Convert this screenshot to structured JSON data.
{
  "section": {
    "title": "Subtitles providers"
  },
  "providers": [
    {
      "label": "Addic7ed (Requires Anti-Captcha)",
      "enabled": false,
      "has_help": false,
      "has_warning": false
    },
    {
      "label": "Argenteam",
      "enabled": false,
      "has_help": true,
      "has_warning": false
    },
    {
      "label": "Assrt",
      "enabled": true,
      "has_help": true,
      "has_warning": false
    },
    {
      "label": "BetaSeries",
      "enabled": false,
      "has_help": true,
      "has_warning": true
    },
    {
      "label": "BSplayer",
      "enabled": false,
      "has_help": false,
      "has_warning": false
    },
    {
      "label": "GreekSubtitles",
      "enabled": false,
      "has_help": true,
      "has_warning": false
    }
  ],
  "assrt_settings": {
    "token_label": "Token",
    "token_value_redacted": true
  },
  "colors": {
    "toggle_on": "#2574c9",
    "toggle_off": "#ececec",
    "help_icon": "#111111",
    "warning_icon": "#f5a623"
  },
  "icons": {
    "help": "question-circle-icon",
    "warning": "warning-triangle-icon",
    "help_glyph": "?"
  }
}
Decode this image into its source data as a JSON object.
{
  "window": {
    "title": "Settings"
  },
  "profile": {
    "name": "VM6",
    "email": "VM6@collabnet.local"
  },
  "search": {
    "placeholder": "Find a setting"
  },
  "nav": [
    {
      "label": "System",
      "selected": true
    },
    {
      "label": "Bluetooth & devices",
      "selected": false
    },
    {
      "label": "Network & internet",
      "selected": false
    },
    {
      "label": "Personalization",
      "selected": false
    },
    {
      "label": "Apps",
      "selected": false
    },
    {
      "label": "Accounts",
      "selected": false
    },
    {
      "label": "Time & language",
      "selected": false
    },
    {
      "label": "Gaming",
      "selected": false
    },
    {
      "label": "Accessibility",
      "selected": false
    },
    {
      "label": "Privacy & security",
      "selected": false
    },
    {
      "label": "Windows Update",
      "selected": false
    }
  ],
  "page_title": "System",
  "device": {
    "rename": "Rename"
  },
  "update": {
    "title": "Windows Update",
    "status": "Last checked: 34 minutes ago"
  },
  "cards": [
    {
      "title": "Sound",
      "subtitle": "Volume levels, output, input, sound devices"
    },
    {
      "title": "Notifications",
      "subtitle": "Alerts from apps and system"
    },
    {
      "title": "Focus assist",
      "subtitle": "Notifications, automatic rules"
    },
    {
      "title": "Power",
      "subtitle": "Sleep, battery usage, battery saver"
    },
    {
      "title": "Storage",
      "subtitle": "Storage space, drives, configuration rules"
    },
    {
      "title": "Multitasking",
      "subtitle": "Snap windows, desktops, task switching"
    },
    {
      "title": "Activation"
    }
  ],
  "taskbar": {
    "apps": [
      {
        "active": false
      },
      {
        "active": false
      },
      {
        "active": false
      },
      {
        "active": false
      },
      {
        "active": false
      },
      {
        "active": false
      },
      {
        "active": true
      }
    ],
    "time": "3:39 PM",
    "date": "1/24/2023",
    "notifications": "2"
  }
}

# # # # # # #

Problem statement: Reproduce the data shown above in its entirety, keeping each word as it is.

Exercise answer:
Convert this screenshot to structured JSON data.
{
  "section": {
    "title": "Subtitles providers"
  },
  "providers": [
    {
      "label": "Addic7ed (Requires Anti-Captcha)",
      "enabled": false,
      "has_help": false,
      "has_warning": false
    },
    {
      "label": "Argenteam",
      "enabled": false,
      "has_help": true,
      "has_warning": false
    },
    {
      "label": "Assrt",
      "enabled": true,
      "has_help": true,
      "has_warning": false
    },
    {
      "label": "BetaSeries",
      "enabled": false,
      "has_help": true,
      "has_warning": true
    },
    {
      "label": "BSplayer",
      "enabled": false,
      "has_help": false,
      "has_warning": false
    },
    {
      "label": "GreekSubtitles",
      "enabled": false,
      "has_help": true,
      "has_warning": false
    }
  ],
  "assrt_settings": {
    "token_label": "Token",
    "token_value_redacted": true
  },
  "colors": {
    "toggle_on": "#2574c9",
    "toggle_off": "#ececec",
    "help_icon": "#111111",
    "warning_icon": "#f5a623"
  },
  "icons": {
    "help": "question-circle-icon",
    "warning": "warning-triangle-icon",
    "help_glyph": "?"
  }
}
Decode this image into its source data as a JSON object.
{
  "window": {
    "title": "Settings"
  },
  "profile": {
    "name": "VM6",
    "email": "VM6@collabnet.local"
  },
  "search": {
    "placeholder": "Find a setting"
  },
  "nav": [
    {
      "label": "System",
      "selected": true
    },
    {
      "label": "Bluetooth & devices",
      "selected": false
    },
    {
      "label": "Network & internet",
      "selected": false
    },
    {
      "label": "Personalization",
      "selected": false
    },
    {
      "label": "Apps",
      "selected": false
    },
    {
      "label": "Accounts",
      "selected": false
    },
    {
      "label": "Time & language",
      "selected": false
    },
    {
      "label": "Gaming",
      "selected": false
    },
    {
      "label": "Accessibility",
      "selected": false
    },
    {
      "label": "Privacy & security",
      "selected": false
    },
    {
      "label": "Windows Update",
      "selected": false
    }
  ],
  "page_title": "System",
  "device": {
    "rename": "Rename"
  },
  "update": {
    "title": "Windows Update",
    "status": "Last checked: 34 minutes ago"
  },
  "cards": [
    {
      "title": "Sound",
      "subtitle": "Volume levels, output, input, sound devices"
    },
    {
      "title": "Notifications",
      "subtitle": "Alerts from apps and system"
    },
    {
      "title": "Focus assist",
      "subtitle": "Notifications, automatic rules"
    },
    {
      "title": "Power",
      "subtitle": "Sleep, battery usage, battery saver"
    },
    {
      "title": "Storage",
      "subtitle": "Storage space, drives, configuration rules"
    },
    {
      "title": "Multitasking",
      "subtitle": "Snap windows, desktops, task switching"
    },
    {
      "title": "Activation"
    }
  ],
  "taskbar": {
    "apps": [
      {
        "active": false
      },
      {
        "active": false
      },
      {
        "active": false
      },
      {
        "active": false
      },
      {
        "active": false
      },
      {
        "active": false
      },
      {
        "active": true
      }
    ],
    "time": "3:39 PM",
    "date": "1/24/2023",
    "notifications": "2"
  }
}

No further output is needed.